Before I dive in, I want every performer and speaker to know that I admire their courage and talent in getting up in front of the entire community in chapel. Over the course of my time here at EHS, I have loved listening to talented musicians share their music, and witnessing brave speakers share their stories. The only thing I don’t quite love is that we stand up for almost EVERY single one.


Just a little Wikipedia-gleaned history for you: the standing “ovation” comes from the Romans, as the “ovo” means “I rejoice.” The Ancient Romans would stand and applaud victorious commanders returning from battle. When returning military commanders (such as Marcus Licinius Crassus after his defeat of Spartacus) whose victories did not quite meet the requirements of a triumph, but which were still praiseworthy, were celebrated with a seated “ovation” instead.


It seems that between the Roman Empire and the 2017-18 academic year, we have forgotten to preserve the power of the standing ovation. It used to be something that I would only see every year or so, and whatever the audience was standing for became ingrained in my memory. At my old school, a girl with cerebral palsy got up out of her wheelchair and walked across the stage to receive her diploma; we all stood. In 1972, Charlie Chaplin received an honorary Oscar after returning to America from a thirty year politically imposed exile from the U.S. for alleged communist sympathies; they all stood…and for fourteen minutes. These moments were memorable, because they were rare. Now, the currency of standing has become so hyper-inflated that it is on the road to becoming worthless. Strap yourselves in for a cliché here folks: If we stand for everything, we’re essentially standing for nothing.


I find it hard to believe that the standing ovation increase is due to an exponential improvement of our chapel talks. Further, let’s think about how terrible it feels for the people who don’t get standing ovations. Perhaps the people who gave chapel talks earlier in the year, before the S.O. epidemic truly took hold, are wishing they had waited? I am not saying that people shouldn’t stand for what they are moved by. What is even more moving is when someone remains standing even when they are not joined by others. I love Episcopal’s supportive community, but if people are not personally touched by a particular speech, it should be acceptable for them to remain sitting. As a sports reference tends to do the trick with the Maroon, are we okay with our transformation into a little league team where everyone gets a trophy?
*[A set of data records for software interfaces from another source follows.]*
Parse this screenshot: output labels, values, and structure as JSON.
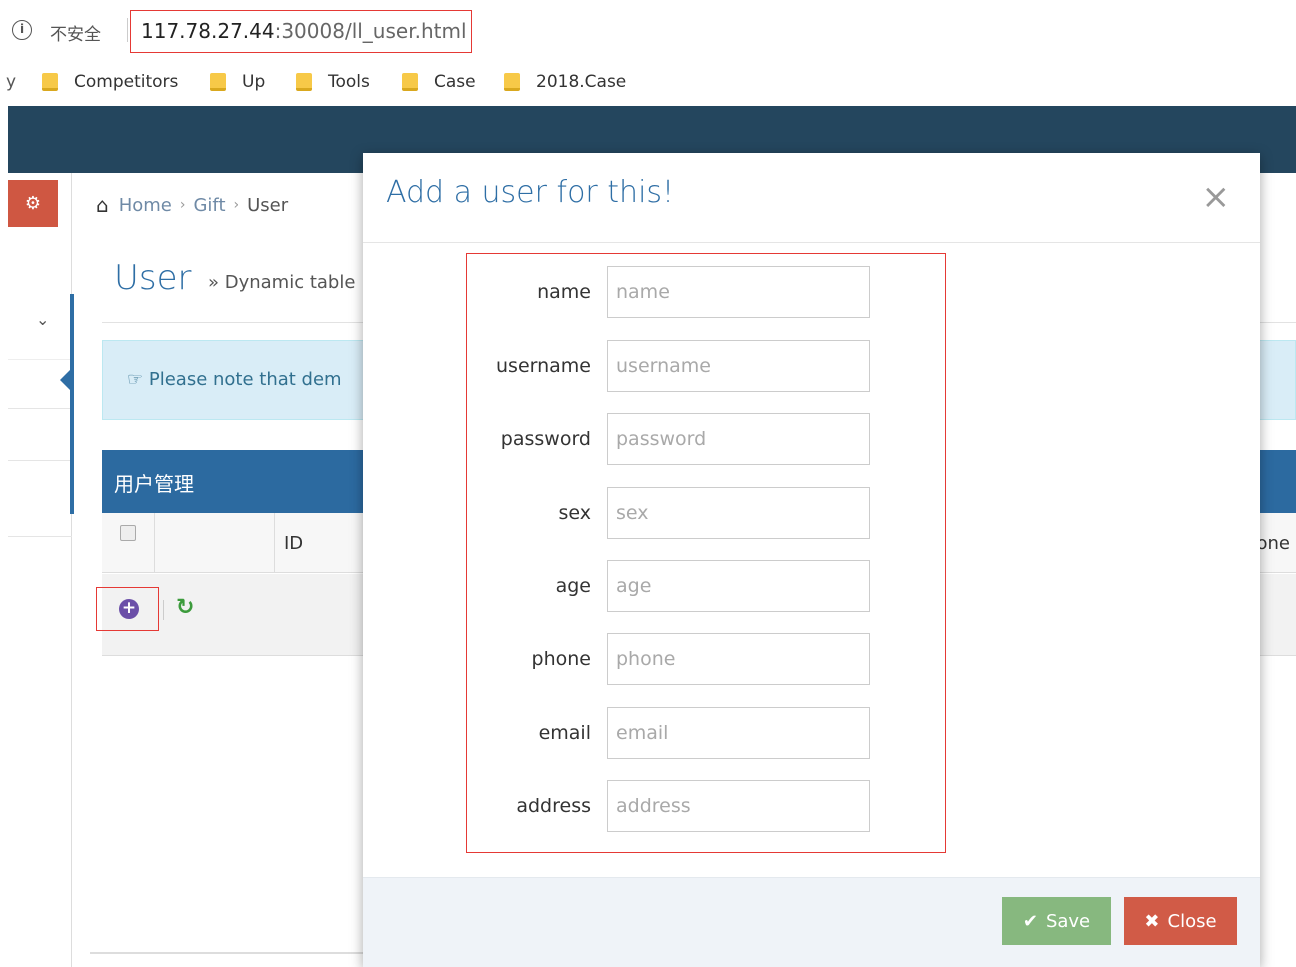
{
  "browser": {
    "info_icon": "i",
    "insecure_label": "不安全",
    "url_host": "117.78.27.44",
    "url_rest": ":30008/ll_user.html",
    "bookmark_leftover": "y",
    "bookmarks": [
      "Competitors",
      "Up",
      "Tools",
      "Case",
      "2018.Case"
    ]
  },
  "app": {
    "shortcut_icon": "⚙",
    "breadcrumb": {
      "home": "Home",
      "gift": "Gift",
      "user": "User",
      "sep": "›"
    },
    "page_title": "User",
    "page_subtitle": "» Dynamic table",
    "note_text": "☞ Please note that dem",
    "widget_title": "用户管理",
    "table": {
      "col_id": "ID",
      "col_phone_fragment": "one"
    },
    "toolbar": {
      "add_icon": "+",
      "refresh_icon": "↻"
    }
  },
  "modal": {
    "title": "Add a user for this!",
    "close_icon": "×",
    "fields": [
      {
        "label": "name",
        "placeholder": "name"
      },
      {
        "label": "username",
        "placeholder": "username"
      },
      {
        "label": "password",
        "placeholder": "password"
      },
      {
        "label": "sex",
        "placeholder": "sex"
      },
      {
        "label": "age",
        "placeholder": "age"
      },
      {
        "label": "phone",
        "placeholder": "phone"
      },
      {
        "label": "email",
        "placeholder": "email"
      },
      {
        "label": "address",
        "placeholder": "address"
      }
    ],
    "save_label": "Save",
    "save_icon": "✔",
    "close_label": "Close",
    "close_button_icon": "✖"
  },
  "colors": {
    "navbar": "#24465e",
    "primary_blue": "#2e6ea5",
    "save_green": "#87b87f",
    "close_red": "#d15b47",
    "highlight_red": "#e53935"
  }
}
I am planning to give a chapel talk before I graduate, and I have even started talking to Rev. G. to plan it out. When I stand behind that podium, please, no matter how mind-blowingly amazing my chapel talk is, do not give me a standing ovation. I really would not expect one in normal circumstances, but we’ve gone a bit haywire on the Holy Hill. It is okay for speakers to want a standing ovation, as it is truly an exciting prospect for anyone. Nevertheless, when I go up there, for the love of all that is holy on the hill, will the real EHS please sit down?